And in some cases, selling top-tier doesn't just mean a few extra bucks for the band or promoters. During Nine Inch Nails' spring tour with Jane's Addiction, Trent Reznor sold VIP tickets to raise more than $600,000 for Eric De La Cruz, a Nevada resident who needed a heart transplant. For between $300 and $1,200, fans could eat dinner with the band, meet the group or even watch the entire show from the stage.
And then there's the metal group Mushroomhead, which has a loyal cult following that's strongest in the Midwest. The seven-man group has been selling VIP packages to big shows for two years. Before last year's Halloween extravaganza, the band let VIP fans watch sound check. The group normally takes the stage in elaborate makeup and costumes, looking like an undead military assault squad. They played the sound check set in street clothes, without face paint. They took requests and let a fan onstage to videotape the experience.

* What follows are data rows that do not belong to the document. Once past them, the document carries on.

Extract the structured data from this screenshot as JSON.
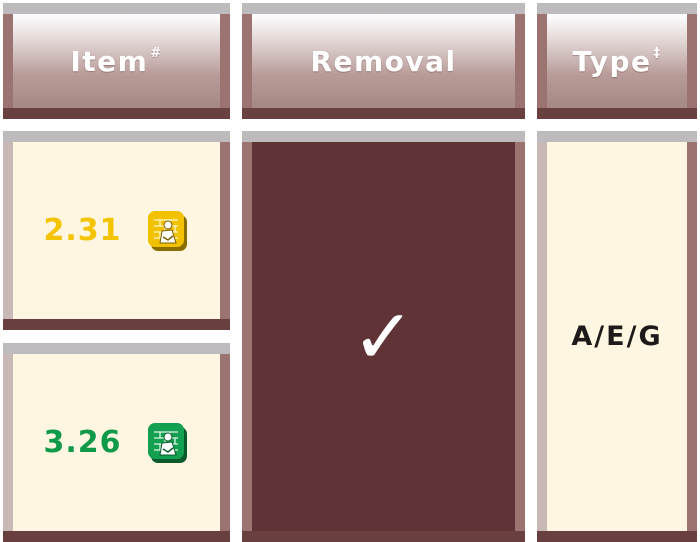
{
  "header": {
    "item_label": "Item",
    "item_mark": "#",
    "removal_label": "Removal",
    "type_label": "Type",
    "type_mark": "‡"
  },
  "rows": {
    "item_values": [
      {
        "value": "2.31",
        "color": "#f5c400",
        "icon": "brick-wall-worker-icon"
      },
      {
        "value": "3.26",
        "color": "#0f9a4a",
        "icon": "brick-wall-worker-icon"
      }
    ],
    "removal_mark": "✓",
    "type_value": "A/E/G"
  },
  "colors": {
    "header_gradient_top": "#ffffff",
    "header_gradient_bottom": "#a68885",
    "cream": "#fff6e1",
    "dark_cell": "#603437",
    "frame_dark": "#6a3f3f",
    "frame_grey": "#bdbbbd"
  }
}
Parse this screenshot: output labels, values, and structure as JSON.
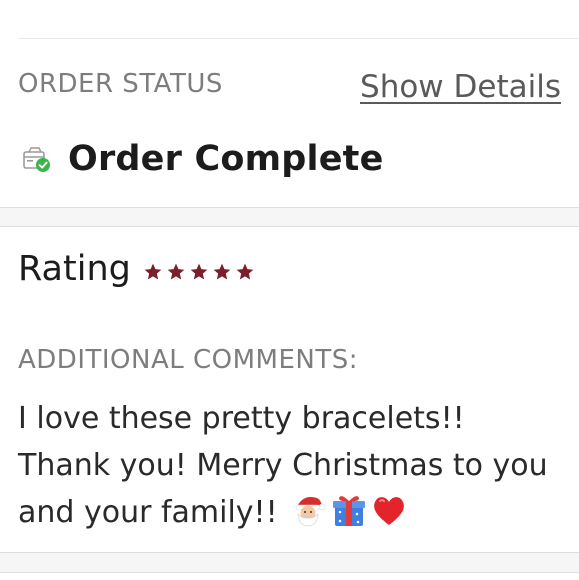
{
  "order_status": {
    "label": "ORDER STATUS",
    "details_link": "Show Details",
    "status_text": "Order Complete",
    "status_icon": "package-check-icon",
    "check_color": "#3bb54a"
  },
  "rating": {
    "label": "Rating",
    "stars": 5,
    "max_stars": 5,
    "star_color": "#7c1f2c"
  },
  "comments": {
    "label": "ADDITIONAL COMMENTS:",
    "text": "I love these pretty bracelets!! Thank you! Merry Christmas to you and your family!!",
    "emojis": [
      "santa-emoji",
      "gift-emoji",
      "red-heart-emoji"
    ]
  }
}
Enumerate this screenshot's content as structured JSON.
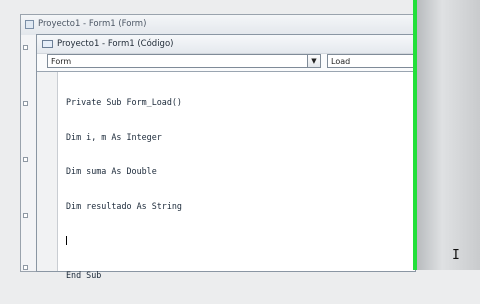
{
  "form_window": {
    "title": "Proyecto1 - Form1 (Form)"
  },
  "code_window": {
    "title": "Proyecto1 - Form1 (Código)",
    "object_combo": "Form",
    "procedure_combo": "Load",
    "code_lines": [
      "Private Sub Form_Load()",
      "Dim i, m As Integer",
      "Dim suma As Double",
      "Dim resultado As String",
      "",
      "End Sub"
    ]
  },
  "icons": {
    "form_icon": "form-window-icon",
    "code_icon": "code-window-icon",
    "dropdown": "chevron-down-icon",
    "cursor": "text-cursor-icon"
  },
  "colors": {
    "overlay_line": "#22e03a"
  }
}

For a certain breed of music fan who needs (or wants) to feel a stronger connection to band — besides, say, in the form of a returned tweet — this VIP experience is more memorable. In a sense, fans feel a sense of ownership of the band.
"I think it's a cool thing, for sure," says Mushroomhead captain Steve "Skinny" Felton, referring to the VIP-tix phenomenon. "If there were some more bands that did it that I liked, I'd [buy tickets]. If they're actually going the extra mile and want to [spend money to] meet you, I'll go for it. When I was growing up, I would have met everybody. I'd spend a hundred bucks. It's all about the story there."